§ **Task goal**: Write out every record below exactly as given. Leave the pictures out.

===

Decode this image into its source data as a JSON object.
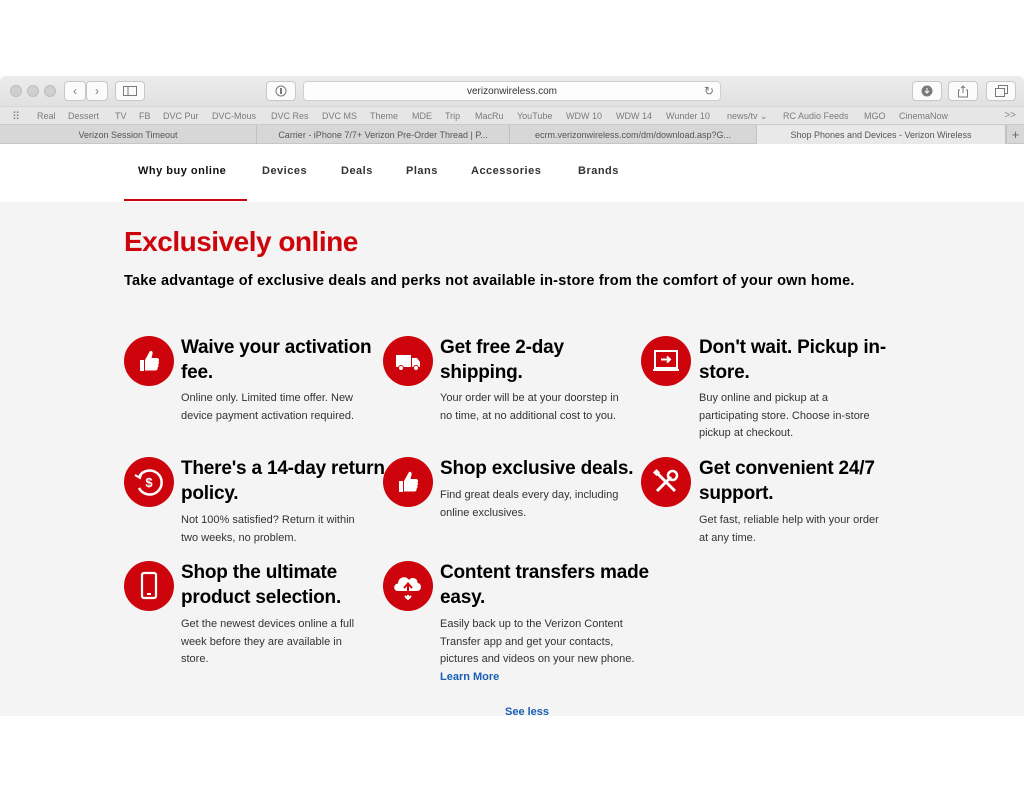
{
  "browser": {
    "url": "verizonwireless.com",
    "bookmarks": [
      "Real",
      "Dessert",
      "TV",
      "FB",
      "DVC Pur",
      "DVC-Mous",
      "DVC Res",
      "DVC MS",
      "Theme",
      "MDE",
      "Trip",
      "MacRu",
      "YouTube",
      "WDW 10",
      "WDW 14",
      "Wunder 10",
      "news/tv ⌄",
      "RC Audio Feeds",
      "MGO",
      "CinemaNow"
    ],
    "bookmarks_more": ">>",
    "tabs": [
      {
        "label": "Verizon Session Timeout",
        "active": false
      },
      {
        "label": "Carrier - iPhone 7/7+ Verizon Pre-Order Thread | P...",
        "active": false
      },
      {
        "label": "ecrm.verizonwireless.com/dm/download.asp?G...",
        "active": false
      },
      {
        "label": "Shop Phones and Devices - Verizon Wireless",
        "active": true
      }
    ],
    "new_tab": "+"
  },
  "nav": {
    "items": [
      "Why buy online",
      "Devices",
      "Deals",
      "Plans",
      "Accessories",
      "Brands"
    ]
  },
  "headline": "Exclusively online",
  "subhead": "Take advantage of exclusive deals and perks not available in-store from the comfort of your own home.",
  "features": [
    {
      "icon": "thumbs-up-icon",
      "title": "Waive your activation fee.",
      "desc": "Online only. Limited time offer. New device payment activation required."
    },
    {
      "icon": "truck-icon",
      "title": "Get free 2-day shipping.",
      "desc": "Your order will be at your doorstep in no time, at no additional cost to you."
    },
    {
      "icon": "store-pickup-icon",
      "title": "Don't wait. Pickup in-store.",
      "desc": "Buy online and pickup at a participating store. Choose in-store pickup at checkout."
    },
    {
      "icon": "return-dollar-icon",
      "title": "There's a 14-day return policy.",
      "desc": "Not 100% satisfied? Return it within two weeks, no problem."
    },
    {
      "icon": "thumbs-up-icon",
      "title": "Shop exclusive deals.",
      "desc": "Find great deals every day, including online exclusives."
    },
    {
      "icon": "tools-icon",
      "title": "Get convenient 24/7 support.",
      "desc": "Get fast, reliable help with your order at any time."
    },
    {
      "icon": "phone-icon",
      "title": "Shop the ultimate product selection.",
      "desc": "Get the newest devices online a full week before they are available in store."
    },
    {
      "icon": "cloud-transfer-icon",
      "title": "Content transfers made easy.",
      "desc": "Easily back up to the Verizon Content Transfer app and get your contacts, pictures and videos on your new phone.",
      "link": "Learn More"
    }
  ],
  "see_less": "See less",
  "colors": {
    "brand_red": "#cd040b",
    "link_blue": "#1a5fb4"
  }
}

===

§ **Output**:
Decode this image into its source data as a JSON object.
{
  "browser": {
    "url": "verizonwireless.com",
    "bookmarks": [
      "Real",
      "Dessert",
      "TV",
      "FB",
      "DVC Pur",
      "DVC-Mous",
      "DVC Res",
      "DVC MS",
      "Theme",
      "MDE",
      "Trip",
      "MacRu",
      "YouTube",
      "WDW 10",
      "WDW 14",
      "Wunder 10",
      "news/tv ⌄",
      "RC Audio Feeds",
      "MGO",
      "CinemaNow"
    ],
    "bookmarks_more": ">>",
    "tabs": [
      {
        "label": "Verizon Session Timeout",
        "active": false
      },
      {
        "label": "Carrier - iPhone 7/7+ Verizon Pre-Order Thread | P...",
        "active": false
      },
      {
        "label": "ecrm.verizonwireless.com/dm/download.asp?G...",
        "active": false
      },
      {
        "label": "Shop Phones and Devices - Verizon Wireless",
        "active": true
      }
    ],
    "new_tab": "+"
  },
  "nav": {
    "items": [
      "Why buy online",
      "Devices",
      "Deals",
      "Plans",
      "Accessories",
      "Brands"
    ]
  },
  "headline": "Exclusively online",
  "subhead": "Take advantage of exclusive deals and perks not available in-store from the comfort of your own home.",
  "features": [
    {
      "icon": "thumbs-up-icon",
      "title": "Waive your activation fee.",
      "desc": "Online only. Limited time offer. New device payment activation required."
    },
    {
      "icon": "truck-icon",
      "title": "Get free 2-day shipping.",
      "desc": "Your order will be at your doorstep in no time, at no additional cost to you."
    },
    {
      "icon": "store-pickup-icon",
      "title": "Don't wait. Pickup in-store.",
      "desc": "Buy online and pickup at a participating store. Choose in-store pickup at checkout."
    },
    {
      "icon": "return-dollar-icon",
      "title": "There's a 14-day return policy.",
      "desc": "Not 100% satisfied? Return it within two weeks, no problem."
    },
    {
      "icon": "thumbs-up-icon",
      "title": "Shop exclusive deals.",
      "desc": "Find great deals every day, including online exclusives."
    },
    {
      "icon": "tools-icon",
      "title": "Get convenient 24/7 support.",
      "desc": "Get fast, reliable help with your order at any time."
    },
    {
      "icon": "phone-icon",
      "title": "Shop the ultimate product selection.",
      "desc": "Get the newest devices online a full week before they are available in store."
    },
    {
      "icon": "cloud-transfer-icon",
      "title": "Content transfers made easy.",
      "desc": "Easily back up to the Verizon Content Transfer app and get your contacts, pictures and videos on your new phone.",
      "link": "Learn More"
    }
  ],
  "see_less": "See less",
  "colors": {
    "brand_red": "#cd040b",
    "link_blue": "#1a5fb4"
  }
}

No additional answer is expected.